*** Opening GIVEN RECORDS ***

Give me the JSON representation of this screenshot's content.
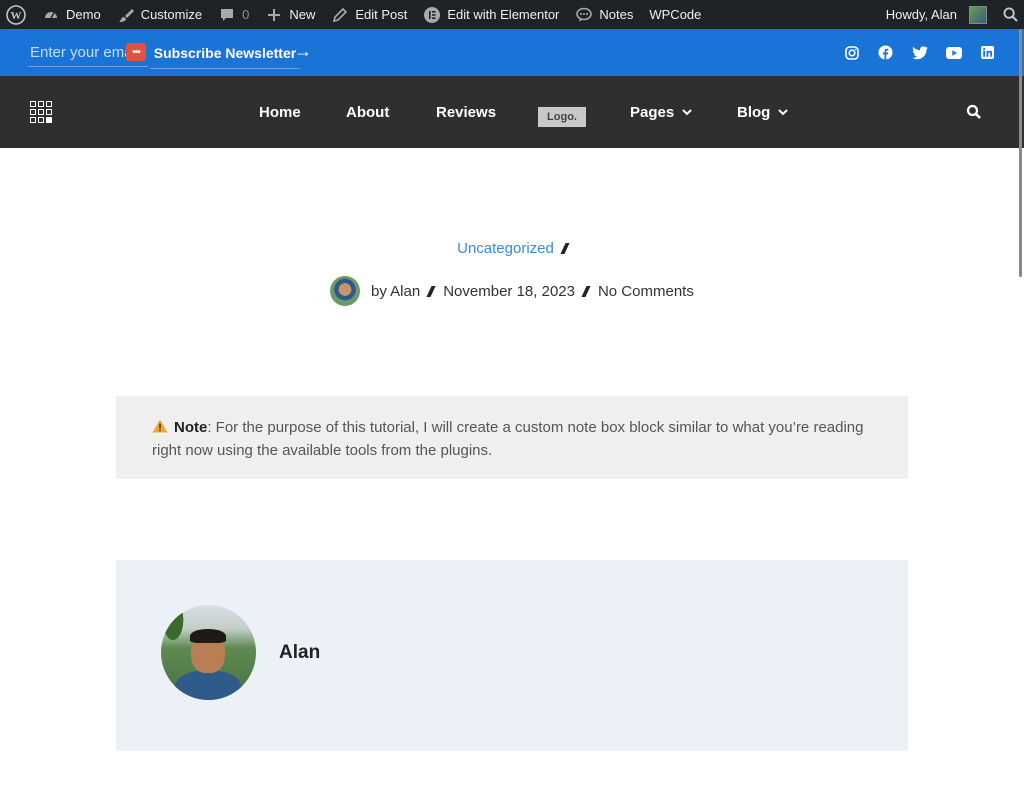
{
  "admin_bar": {
    "site_name": "Demo",
    "customize": "Customize",
    "comments_count": "0",
    "new": "New",
    "edit_post": "Edit Post",
    "edit_elementor": "Edit with Elementor",
    "notes": "Notes",
    "wpcode": "WPCode",
    "howdy": "Howdy, Alan"
  },
  "newsletter": {
    "email_placeholder": "Enter your email",
    "subscribe_label": "Subscribe Newsletter",
    "arrow": "→"
  },
  "nav": {
    "items": [
      "Home",
      "About",
      "Reviews",
      "Pages",
      "Blog"
    ],
    "logo_text": "Logo."
  },
  "post": {
    "category": "Uncategorized",
    "author": "by Alan",
    "date": "November 18, 2023",
    "comments": "No Comments"
  },
  "note": {
    "label": "Note",
    "text": ": For the purpose of this tutorial, I will create a custom note box block similar to what you’re reading right now using the available tools from the plugins."
  },
  "author_box": {
    "name": "Alan"
  },
  "colors": {
    "admin_bar": "#1d2327",
    "newsletter_bar": "#1a73d6",
    "nav_bar": "#2f2f2f",
    "link": "#3a8ad8",
    "note_bg": "#efefef",
    "author_bg": "#ecf0f7"
  }
}
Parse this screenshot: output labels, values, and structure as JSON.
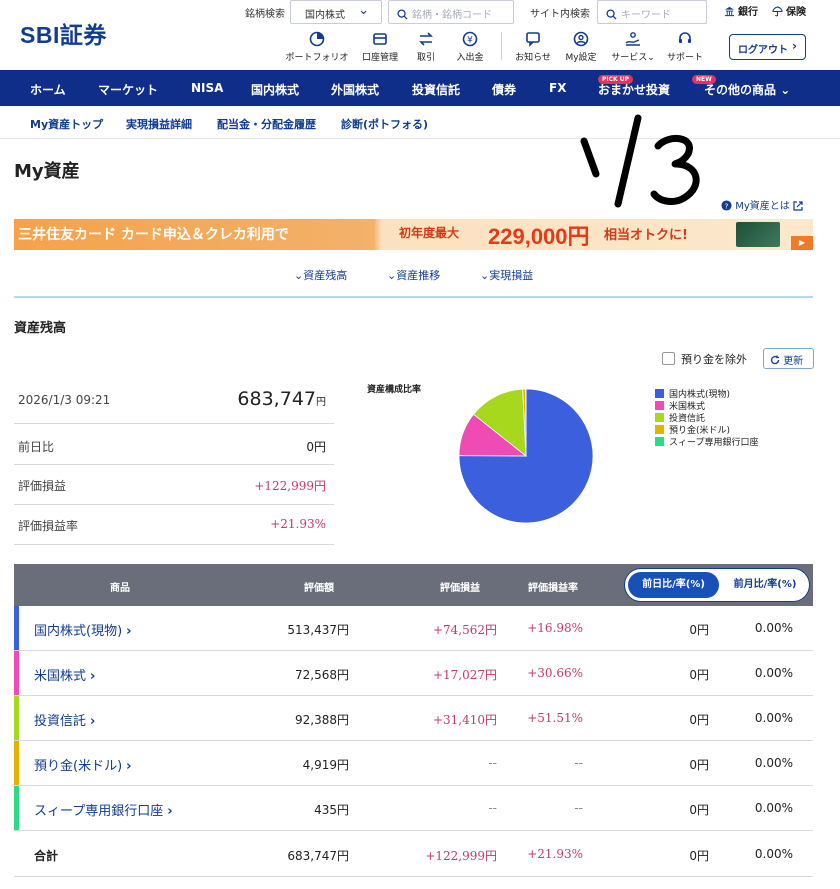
{
  "header": {
    "logo": "SBI証券",
    "brand_search_label": "銘柄検索",
    "brand_select": "国内株式",
    "brand_search_placeholder": "銘柄・銘柄コード",
    "site_search_label": "サイト内検索",
    "site_search_placeholder": "キーワード",
    "bank_link": "銀行",
    "insurance_link": "保険",
    "icon_buttons": [
      {
        "label": "ポートフォリオ",
        "icon": "portfolio-icon"
      },
      {
        "label": "口座管理",
        "icon": "account-icon"
      },
      {
        "label": "取引",
        "icon": "trade-icon"
      },
      {
        "label": "入出金",
        "icon": "deposit-icon"
      },
      {
        "label": "お知らせ",
        "icon": "notice-icon"
      },
      {
        "label": "My設定",
        "icon": "mysettings-icon"
      },
      {
        "label": "サービス",
        "icon": "service-icon"
      },
      {
        "label": "サポート",
        "icon": "support-icon"
      }
    ],
    "logout": "ログアウト"
  },
  "mainnav": {
    "items": [
      "ホーム",
      "マーケット",
      "NISA",
      "国内株式",
      "外国株式",
      "投資信託",
      "債券",
      "FX",
      "おまかせ投資",
      "その他の商品"
    ],
    "badge_pickup": "PICK UP",
    "badge_new": "NEW"
  },
  "subnav": [
    "My資産トップ",
    "実現損益詳細",
    "配当金・分配金履歴",
    "診断(ポトフォる)"
  ],
  "page": {
    "title": "My資産",
    "handwritten_note": "1/3",
    "help_link": "My資産とは"
  },
  "banner": {
    "text1": "三井住友カード カード申込＆クレカ利用で",
    "text2": "初年度最大",
    "amount": "229,000円",
    "text3": "相当オトクに!"
  },
  "anchors": [
    "資産残高",
    "資産推移",
    "実現損益"
  ],
  "section": {
    "title": "資産残高",
    "exclude_label": "預り金を除外",
    "refresh": "更新"
  },
  "summary": {
    "datetime": "2026/1/3 09:21",
    "total": "683,747",
    "total_unit": "円",
    "rows": [
      {
        "label": "前日比",
        "value": "0円"
      },
      {
        "label": "評価損益",
        "value": "+122,999円"
      },
      {
        "label": "評価損益率",
        "value": "+21.93%"
      }
    ]
  },
  "chart_data": {
    "type": "pie",
    "title": "資産構成比率",
    "categories": [
      "国内株式(現物)",
      "米国株式",
      "投資信託",
      "預り金(米ドル)",
      "スィープ専用銀行口座"
    ],
    "values": [
      513437,
      72568,
      92388,
      4919,
      435
    ],
    "colors": [
      "#3b5fdd",
      "#f04bb5",
      "#a8d81e",
      "#e0b400",
      "#2fd98a"
    ],
    "legend": "right"
  },
  "table": {
    "headers": [
      "商品",
      "評価額",
      "評価損益",
      "評価損益率"
    ],
    "toggle_on": "前日比/率(%)",
    "toggle_off": "前月比/率(%)",
    "rows": [
      {
        "name": "国内株式(現物)",
        "value": "513,437円",
        "gain": "+74,562円",
        "rate": "+16.98%",
        "day": "0円",
        "day_rate": "0.00%",
        "color": "#3b5fdd"
      },
      {
        "name": "米国株式",
        "value": "72,568円",
        "gain": "+17,027円",
        "rate": "+30.66%",
        "day": "0円",
        "day_rate": "0.00%",
        "color": "#f04bb5"
      },
      {
        "name": "投資信託",
        "value": "92,388円",
        "gain": "+31,410円",
        "rate": "+51.51%",
        "day": "0円",
        "day_rate": "0.00%",
        "color": "#a8d81e"
      },
      {
        "name": "預り金(米ドル)",
        "value": "4,919円",
        "gain": "--",
        "rate": "--",
        "day": "0円",
        "day_rate": "0.00%",
        "color": "#e0b400"
      },
      {
        "name": "スィープ専用銀行口座",
        "value": "435円",
        "gain": "--",
        "rate": "--",
        "day": "0円",
        "day_rate": "0.00%",
        "color": "#2fd98a"
      }
    ],
    "total": {
      "name": "合計",
      "value": "683,747円",
      "gain": "+122,999円",
      "rate": "+21.93%",
      "day": "0円",
      "day_rate": "0.00%"
    }
  }
}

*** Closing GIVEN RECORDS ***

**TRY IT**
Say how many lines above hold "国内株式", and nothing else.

**RESPONSE TO THIS TASK**
4